Work item: Your reply must be one number: the count of lines in the data below that contain "PERIOD".

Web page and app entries
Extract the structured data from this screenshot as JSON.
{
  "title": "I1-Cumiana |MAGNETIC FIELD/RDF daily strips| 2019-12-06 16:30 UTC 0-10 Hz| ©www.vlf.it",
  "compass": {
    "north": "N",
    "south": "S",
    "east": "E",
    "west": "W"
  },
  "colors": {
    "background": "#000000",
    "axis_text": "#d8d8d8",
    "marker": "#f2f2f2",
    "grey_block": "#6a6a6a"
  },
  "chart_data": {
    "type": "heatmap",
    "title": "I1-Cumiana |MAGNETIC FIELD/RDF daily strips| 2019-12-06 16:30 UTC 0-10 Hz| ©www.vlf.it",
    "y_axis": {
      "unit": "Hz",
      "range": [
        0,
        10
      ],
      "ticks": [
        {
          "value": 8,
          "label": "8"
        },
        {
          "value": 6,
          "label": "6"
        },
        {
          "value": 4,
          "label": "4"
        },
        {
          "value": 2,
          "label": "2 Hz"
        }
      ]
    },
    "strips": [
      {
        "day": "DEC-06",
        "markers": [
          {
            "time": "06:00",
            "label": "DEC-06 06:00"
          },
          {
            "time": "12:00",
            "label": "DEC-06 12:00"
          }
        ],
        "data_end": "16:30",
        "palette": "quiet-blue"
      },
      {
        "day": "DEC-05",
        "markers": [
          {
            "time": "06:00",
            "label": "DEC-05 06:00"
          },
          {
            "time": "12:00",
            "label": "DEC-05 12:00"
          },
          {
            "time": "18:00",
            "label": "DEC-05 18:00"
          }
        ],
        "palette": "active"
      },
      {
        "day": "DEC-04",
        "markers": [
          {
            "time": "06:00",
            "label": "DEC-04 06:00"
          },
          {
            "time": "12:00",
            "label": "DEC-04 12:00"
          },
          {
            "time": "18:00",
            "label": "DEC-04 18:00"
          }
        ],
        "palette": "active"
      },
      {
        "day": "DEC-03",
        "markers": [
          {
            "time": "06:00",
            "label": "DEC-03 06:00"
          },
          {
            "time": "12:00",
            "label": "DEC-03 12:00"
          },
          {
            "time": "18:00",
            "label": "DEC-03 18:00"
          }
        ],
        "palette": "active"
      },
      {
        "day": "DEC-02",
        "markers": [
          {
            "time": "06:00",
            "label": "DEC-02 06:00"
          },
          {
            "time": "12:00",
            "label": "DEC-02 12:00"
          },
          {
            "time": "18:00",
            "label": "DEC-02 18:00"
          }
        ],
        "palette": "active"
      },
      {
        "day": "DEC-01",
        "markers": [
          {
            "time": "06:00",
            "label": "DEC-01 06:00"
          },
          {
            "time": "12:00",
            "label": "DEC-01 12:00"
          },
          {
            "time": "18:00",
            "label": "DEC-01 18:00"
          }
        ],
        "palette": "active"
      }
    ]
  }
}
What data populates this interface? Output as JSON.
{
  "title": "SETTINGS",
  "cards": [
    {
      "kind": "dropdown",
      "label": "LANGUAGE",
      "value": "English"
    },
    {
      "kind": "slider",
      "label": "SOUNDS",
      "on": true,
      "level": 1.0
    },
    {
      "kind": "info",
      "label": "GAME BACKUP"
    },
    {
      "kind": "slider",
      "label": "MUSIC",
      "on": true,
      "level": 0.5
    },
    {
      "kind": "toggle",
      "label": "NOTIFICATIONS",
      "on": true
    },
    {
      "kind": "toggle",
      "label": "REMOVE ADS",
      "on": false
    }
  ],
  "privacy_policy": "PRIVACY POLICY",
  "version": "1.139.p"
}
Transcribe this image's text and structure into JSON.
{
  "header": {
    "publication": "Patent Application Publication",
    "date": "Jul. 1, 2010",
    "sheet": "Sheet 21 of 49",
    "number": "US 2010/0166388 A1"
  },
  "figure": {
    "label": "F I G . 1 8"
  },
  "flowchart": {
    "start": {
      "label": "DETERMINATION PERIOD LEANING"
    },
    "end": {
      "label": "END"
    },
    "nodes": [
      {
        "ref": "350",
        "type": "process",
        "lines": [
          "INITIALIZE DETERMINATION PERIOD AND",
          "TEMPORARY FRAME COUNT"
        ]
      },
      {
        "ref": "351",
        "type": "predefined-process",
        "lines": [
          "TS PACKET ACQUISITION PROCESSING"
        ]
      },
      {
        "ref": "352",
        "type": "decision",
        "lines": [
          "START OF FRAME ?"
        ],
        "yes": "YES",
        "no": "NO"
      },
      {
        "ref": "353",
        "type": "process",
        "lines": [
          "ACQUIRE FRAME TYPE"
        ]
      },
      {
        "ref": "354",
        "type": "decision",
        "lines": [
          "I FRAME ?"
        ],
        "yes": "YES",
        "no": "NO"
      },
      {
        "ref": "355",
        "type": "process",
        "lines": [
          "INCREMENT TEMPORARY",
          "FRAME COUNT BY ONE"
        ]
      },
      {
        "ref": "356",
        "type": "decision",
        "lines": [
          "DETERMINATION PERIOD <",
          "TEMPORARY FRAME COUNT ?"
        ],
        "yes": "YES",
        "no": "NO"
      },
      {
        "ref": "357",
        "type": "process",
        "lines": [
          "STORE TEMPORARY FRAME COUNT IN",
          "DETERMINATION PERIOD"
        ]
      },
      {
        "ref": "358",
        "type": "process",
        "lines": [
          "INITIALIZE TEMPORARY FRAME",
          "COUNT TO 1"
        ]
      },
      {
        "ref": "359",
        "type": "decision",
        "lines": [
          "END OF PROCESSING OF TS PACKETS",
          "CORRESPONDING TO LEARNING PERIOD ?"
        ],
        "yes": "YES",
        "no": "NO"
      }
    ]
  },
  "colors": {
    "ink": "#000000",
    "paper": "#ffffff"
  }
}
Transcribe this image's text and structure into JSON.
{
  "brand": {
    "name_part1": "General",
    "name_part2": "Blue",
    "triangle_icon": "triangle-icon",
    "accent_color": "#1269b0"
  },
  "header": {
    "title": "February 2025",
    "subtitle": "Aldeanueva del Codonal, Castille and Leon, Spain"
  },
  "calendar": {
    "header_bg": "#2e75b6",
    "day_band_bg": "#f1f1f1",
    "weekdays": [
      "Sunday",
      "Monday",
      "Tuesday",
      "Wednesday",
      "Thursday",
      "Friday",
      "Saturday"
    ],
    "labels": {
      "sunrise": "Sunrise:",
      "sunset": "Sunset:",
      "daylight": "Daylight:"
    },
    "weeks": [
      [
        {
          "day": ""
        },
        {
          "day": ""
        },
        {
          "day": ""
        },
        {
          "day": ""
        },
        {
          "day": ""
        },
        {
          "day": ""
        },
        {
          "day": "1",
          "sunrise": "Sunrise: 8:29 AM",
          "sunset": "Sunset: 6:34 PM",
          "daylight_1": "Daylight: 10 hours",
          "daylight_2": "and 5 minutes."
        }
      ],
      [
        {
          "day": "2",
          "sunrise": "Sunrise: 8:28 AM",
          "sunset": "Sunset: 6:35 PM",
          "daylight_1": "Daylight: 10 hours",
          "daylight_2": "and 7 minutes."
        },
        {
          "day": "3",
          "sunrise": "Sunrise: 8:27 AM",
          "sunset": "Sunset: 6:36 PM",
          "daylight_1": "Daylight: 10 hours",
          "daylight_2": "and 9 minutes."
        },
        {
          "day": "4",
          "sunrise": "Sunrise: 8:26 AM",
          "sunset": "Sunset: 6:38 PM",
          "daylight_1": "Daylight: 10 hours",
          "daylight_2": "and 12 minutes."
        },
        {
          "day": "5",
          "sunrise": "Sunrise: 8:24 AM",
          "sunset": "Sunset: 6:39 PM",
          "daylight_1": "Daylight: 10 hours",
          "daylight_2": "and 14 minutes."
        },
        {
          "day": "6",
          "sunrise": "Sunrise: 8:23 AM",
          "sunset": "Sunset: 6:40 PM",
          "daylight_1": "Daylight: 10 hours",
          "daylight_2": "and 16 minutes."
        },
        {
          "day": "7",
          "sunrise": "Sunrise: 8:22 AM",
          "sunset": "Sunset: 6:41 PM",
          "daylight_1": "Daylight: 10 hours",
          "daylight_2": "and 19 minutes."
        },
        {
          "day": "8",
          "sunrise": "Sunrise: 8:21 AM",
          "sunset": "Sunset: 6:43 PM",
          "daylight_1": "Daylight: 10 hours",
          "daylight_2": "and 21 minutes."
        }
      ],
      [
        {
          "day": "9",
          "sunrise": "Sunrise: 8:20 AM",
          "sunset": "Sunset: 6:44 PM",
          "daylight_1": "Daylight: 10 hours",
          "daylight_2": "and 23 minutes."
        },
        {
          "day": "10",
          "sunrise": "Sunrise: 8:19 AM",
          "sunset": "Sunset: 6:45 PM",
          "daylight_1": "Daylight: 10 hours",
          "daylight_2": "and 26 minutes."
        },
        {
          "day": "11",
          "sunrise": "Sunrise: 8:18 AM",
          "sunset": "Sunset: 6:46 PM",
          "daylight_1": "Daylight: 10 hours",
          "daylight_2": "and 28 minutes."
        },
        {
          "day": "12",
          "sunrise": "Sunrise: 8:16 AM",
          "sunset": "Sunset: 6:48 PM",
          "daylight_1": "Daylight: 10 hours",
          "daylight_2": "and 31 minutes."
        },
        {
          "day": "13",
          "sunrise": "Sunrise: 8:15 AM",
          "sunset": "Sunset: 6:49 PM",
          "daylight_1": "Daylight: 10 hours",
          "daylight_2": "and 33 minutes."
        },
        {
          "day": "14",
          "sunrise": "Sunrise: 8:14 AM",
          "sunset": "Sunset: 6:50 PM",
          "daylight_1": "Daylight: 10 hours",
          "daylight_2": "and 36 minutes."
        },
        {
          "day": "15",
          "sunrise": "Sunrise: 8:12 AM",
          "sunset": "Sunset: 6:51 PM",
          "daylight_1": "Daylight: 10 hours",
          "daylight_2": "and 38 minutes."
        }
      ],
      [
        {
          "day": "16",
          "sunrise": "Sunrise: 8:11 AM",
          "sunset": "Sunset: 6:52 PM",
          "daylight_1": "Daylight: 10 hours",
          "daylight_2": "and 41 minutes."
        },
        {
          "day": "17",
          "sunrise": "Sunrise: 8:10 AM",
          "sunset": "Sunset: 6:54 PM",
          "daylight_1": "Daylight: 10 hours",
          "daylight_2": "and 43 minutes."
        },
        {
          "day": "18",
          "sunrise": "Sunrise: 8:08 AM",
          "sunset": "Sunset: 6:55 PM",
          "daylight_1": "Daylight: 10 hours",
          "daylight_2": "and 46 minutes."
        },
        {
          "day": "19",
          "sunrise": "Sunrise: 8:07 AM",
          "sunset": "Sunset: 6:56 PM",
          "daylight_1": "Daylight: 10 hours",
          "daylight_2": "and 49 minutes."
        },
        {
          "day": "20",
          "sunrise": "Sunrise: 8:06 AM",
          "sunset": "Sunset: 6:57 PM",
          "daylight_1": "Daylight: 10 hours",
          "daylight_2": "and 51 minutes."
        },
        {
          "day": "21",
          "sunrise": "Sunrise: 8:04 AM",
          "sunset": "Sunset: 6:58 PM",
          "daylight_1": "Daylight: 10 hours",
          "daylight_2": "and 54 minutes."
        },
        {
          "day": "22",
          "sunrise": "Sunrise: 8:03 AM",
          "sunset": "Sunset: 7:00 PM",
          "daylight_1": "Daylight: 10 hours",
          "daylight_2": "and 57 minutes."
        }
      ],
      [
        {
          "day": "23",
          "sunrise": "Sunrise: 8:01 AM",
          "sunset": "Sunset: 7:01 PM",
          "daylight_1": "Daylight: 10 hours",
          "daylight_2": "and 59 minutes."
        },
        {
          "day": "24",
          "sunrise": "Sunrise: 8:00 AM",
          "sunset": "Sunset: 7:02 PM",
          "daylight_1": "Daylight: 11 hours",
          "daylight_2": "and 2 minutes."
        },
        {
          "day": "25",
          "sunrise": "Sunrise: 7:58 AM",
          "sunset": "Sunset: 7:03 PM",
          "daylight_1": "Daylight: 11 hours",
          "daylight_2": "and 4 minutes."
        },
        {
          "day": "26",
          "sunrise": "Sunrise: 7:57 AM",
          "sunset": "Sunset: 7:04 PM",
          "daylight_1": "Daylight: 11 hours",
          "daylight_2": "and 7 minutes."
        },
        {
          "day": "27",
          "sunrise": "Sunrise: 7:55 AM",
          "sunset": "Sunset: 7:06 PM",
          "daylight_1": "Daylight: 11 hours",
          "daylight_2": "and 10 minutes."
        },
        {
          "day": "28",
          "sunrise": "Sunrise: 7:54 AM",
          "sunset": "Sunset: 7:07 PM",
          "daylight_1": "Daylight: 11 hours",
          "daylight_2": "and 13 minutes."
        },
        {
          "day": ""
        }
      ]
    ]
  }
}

Task result: 5